Very many of my writings — several hundred articles — have appeared in the online NetFuture newsletter, which I have been producing since 1995. These writings deal with a broad range of social issues relating to computers, technology in general, education, genetics, factory farming, video games, robotics, mechanistic versus holistic science, and much else. They are all accessible via the NetFuture topical index. There are also per-issue indexes for each year, which you can get to from the NetFuture main page.
A few of my articles and book chapters about computers and education have been gathered together in one place.
I also have a collection of miscellaneous papers and addresses, several of them unpublished. These cover diverse topics, including computers in the classroom, orality and literacy in the electronic age, Goethean science, the thought of Owen Barfield, and the limitations of a technological understanding of the human heart.
Finally, here’s where you’ll find a list of publications and presentations.
I list here a limited selection of articles — the “author’s pick”, so to speak. (This list to be expanded.)
Technology — General
“Computers, the Internet, and the Abdication of Consciousness” - Text of an interview conducted by Dr. Dolores Brien for the “C. G. Jung” page on the web. (Originally published January, 2000.)
“The Deceiving Virtues of Technology” — How did we get from Odysseus, “man of many devices,” to the Silicon Valley “man of many gadgets” — and how can we fulfill the original promise in Odysseus’ remarkable inner achievements?
Computers and Education
“Meetings with a Snake” — What is lost when we use video and computer technology in the classroom? This paper also discusses the relation between quantitative and qualitative educational research. (Paper published in the March, 1997 Research Bulletin of the Waldorf Education Research Institute.)
Man and Nature
Science — Mechanistic or Holistic
“Do Physical Laws Make Things Happen?” - The laws given by a mechanistic science, valuable as they are, do not enable us to explain or predict or characterize the world’s phenomena.
“Between Discordant Eras” - Reflections upon the nature of the human heart.
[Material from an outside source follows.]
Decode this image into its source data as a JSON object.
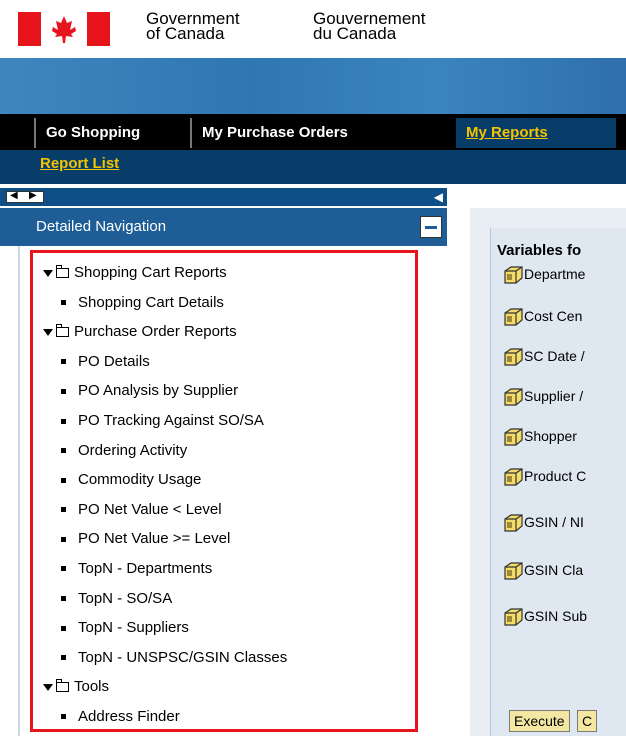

When William Harvey began dissecting animals and observing the heart at the moment it ceased moving, what ancient knowledge of the human being was lost? Can we possibly retrieve any of that knowledge? Clearly it will not be easy. (Paper published in the September, 1998 issue of Archetype, Newsletter Articles Supplement of the Science Group of the Anthroposophical Society in Great Britain.)
Don’t bother looking for me on social media sites; I’m not there, and invitations from such sites are blocked. I am freely available by email (email@example.com), although my response times can be slow.
Last revision: August 20, 2015
Steve Talbott :: Home Page and Guide to My Writings